Backspin is forever referred to as the distance killer and while we all need some of it in our lives, a little less is likely to add a few extra yards off the tee. The higher your swing speed, the less backspin you need with your driver (providing the launch angle is high enough) and you’re likely to experience the biggest drop by switching to a low spin driver.

At 108mph clubhead speed, on the new TaylorMade M1 we found sliding the weight from the back setting to the front (low spin) setting reduced spin by over 500rpm and increased carry distance by six yards.

Related: TaylorMade M1 driver review

9. Bin off your old worn grips


Worn out grips cause a golfer to hold the club tighter, which restricts the length of your swing and reduces speed and control. A Golf Pride study found that swing speeds improved by more than two miles an hour when a player replaced an old grip with a new version of the same grip. So come on people, get a grip! Or 14 of them to be precise...

10. Fix your club path


What if we told you that you can swing the club with the same speed and hit the ball 20 yards further? All you need to do is change the way you deliver said club. By altering your delivery from steep and out-to-in (fade) to shallow and in-to-out (draw), you have the potential to add some serious distance to your game with the same amount of effort.

Related: How to hit a draw shot


Joel Tadman
Technical Editor

Joel has worked in the golf industry for over 12 years covering both instruction and more recently equipment.

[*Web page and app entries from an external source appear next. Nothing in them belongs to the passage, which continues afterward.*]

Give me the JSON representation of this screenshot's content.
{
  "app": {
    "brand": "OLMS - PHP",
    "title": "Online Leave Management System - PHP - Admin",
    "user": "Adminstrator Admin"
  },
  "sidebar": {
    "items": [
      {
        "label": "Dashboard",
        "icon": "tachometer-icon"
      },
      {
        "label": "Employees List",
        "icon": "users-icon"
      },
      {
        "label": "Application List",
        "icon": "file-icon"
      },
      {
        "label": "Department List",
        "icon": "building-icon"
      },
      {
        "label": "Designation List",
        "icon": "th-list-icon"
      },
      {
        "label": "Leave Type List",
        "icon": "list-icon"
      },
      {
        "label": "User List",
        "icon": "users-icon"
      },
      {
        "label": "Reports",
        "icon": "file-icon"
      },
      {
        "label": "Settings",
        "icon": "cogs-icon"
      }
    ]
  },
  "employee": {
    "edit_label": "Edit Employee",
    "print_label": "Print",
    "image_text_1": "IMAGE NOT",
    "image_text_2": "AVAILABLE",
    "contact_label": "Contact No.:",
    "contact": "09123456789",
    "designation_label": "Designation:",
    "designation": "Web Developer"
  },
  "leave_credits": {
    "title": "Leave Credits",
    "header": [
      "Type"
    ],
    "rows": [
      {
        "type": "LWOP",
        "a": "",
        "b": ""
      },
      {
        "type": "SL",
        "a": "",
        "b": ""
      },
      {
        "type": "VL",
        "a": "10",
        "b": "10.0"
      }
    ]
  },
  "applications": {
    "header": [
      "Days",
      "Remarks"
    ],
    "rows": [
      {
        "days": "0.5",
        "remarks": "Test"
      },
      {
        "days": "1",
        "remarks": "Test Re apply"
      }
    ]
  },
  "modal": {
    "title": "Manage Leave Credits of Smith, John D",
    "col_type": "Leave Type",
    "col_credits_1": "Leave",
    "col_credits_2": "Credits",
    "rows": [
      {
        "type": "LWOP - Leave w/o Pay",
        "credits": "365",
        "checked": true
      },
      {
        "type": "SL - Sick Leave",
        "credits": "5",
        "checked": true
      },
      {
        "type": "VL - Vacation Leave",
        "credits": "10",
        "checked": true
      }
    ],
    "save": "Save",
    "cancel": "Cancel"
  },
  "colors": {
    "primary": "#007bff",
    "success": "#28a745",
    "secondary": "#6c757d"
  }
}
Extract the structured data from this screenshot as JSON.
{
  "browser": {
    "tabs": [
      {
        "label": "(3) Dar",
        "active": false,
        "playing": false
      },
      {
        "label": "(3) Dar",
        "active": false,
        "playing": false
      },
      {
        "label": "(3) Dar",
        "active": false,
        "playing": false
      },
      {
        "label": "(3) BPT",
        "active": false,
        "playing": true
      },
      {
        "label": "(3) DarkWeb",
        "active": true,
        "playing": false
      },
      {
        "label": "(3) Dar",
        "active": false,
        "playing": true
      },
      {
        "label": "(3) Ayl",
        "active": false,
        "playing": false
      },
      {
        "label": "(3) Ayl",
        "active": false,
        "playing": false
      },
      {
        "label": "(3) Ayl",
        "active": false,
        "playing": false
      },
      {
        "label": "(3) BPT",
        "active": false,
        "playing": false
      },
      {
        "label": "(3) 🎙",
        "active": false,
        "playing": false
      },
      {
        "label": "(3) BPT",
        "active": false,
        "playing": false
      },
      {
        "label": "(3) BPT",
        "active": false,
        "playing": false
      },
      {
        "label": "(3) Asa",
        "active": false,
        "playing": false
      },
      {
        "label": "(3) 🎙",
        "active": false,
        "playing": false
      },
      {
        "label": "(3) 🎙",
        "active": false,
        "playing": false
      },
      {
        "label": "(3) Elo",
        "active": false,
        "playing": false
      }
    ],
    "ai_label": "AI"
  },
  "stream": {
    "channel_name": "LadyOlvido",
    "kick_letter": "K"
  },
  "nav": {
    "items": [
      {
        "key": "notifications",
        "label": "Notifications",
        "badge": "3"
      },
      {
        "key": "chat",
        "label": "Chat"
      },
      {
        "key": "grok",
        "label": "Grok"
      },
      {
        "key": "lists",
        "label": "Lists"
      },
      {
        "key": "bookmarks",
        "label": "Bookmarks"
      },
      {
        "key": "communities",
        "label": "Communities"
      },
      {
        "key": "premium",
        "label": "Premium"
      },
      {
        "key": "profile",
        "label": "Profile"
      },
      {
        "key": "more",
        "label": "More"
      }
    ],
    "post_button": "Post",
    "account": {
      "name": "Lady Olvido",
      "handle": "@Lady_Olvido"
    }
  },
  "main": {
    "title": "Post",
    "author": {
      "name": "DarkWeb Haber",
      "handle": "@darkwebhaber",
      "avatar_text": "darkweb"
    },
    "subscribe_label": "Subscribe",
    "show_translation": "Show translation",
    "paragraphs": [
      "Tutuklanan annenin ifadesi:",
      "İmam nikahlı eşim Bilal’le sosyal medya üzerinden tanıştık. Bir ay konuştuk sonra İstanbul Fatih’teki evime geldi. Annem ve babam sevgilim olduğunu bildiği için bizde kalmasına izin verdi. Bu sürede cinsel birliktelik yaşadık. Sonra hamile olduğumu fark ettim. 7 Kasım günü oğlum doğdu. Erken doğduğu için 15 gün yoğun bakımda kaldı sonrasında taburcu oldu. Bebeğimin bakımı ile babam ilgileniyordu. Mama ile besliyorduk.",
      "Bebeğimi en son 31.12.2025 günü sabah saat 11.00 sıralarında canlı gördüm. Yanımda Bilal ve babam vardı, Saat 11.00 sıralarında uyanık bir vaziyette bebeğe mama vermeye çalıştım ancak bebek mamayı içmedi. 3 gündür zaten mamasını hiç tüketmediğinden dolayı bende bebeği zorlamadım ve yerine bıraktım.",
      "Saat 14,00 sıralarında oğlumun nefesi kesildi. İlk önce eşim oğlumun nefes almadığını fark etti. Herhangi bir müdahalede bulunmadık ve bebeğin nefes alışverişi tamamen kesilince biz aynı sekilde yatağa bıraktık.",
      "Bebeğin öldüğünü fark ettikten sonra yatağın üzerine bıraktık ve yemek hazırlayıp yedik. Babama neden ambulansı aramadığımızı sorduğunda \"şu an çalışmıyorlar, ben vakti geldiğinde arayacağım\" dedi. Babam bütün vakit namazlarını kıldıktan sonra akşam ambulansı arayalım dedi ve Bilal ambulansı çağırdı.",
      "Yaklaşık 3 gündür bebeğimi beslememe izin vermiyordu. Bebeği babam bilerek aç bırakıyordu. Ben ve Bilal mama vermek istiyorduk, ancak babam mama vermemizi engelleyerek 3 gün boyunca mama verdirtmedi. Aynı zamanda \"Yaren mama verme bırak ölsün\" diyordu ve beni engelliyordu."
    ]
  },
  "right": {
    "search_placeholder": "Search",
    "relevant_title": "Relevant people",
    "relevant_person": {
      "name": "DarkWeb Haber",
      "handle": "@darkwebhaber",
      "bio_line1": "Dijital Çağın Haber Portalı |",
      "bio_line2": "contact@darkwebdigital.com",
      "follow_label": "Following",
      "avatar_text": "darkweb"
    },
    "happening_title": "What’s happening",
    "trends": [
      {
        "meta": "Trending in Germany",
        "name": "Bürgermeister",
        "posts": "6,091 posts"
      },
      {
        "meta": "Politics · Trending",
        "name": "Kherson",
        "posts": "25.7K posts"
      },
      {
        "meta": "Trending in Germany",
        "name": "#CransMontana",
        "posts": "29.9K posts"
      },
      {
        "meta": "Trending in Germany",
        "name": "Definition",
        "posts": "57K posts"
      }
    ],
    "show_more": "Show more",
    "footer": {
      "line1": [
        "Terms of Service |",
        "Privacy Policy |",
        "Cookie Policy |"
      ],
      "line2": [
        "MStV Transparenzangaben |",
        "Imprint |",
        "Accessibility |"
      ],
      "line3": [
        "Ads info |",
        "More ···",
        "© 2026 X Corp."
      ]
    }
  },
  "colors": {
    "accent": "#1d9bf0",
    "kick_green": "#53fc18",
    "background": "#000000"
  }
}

He now oversees all product content here at Golf Monthly, managing a team of talented and passionate writers and presenters in delivering the most thorough and accurate reviews, buying advice, comparisons and deals to help the reader find exactly what they are looking for. So whether it's the latest driver, irons, putter or laser rangefinder, Joel has his finger on the pulse keeping up to date with the latest releases in golf. He is also responsible for all content on irons and golf tech, including distance measuring devices and launch monitors.

One of his career highlights came when covering the 2012 Masters he got to play the sacred Augusta National course on the Monday after the tournament concluded, shooting a respectable 87 with just one par and four birdies. To date, his best ever round of golf is a 5-under 67 back in 2011. He currently plays his golf at Burghley Park Golf Club in Stamford, Lincs, with a handicap index of 3.3.

Joel's current What's In The Bag? 

Driver: Titleist TSR3, 9° 

Fairway wood: Titleist TSR3, 15° 

Hybrid: Titleist TSi2, 18° 

Irons: TaylorMade P770, 4-7 iron, TaylorMade P7MC 8-PW 

Wedges: Titleist Vokey SM8, 50°, 54° and a Titleist Vokey SM9 60° lob wedge 

Putter: Evnroll ER2V 

Ball: 2021 Titleist Pro V1x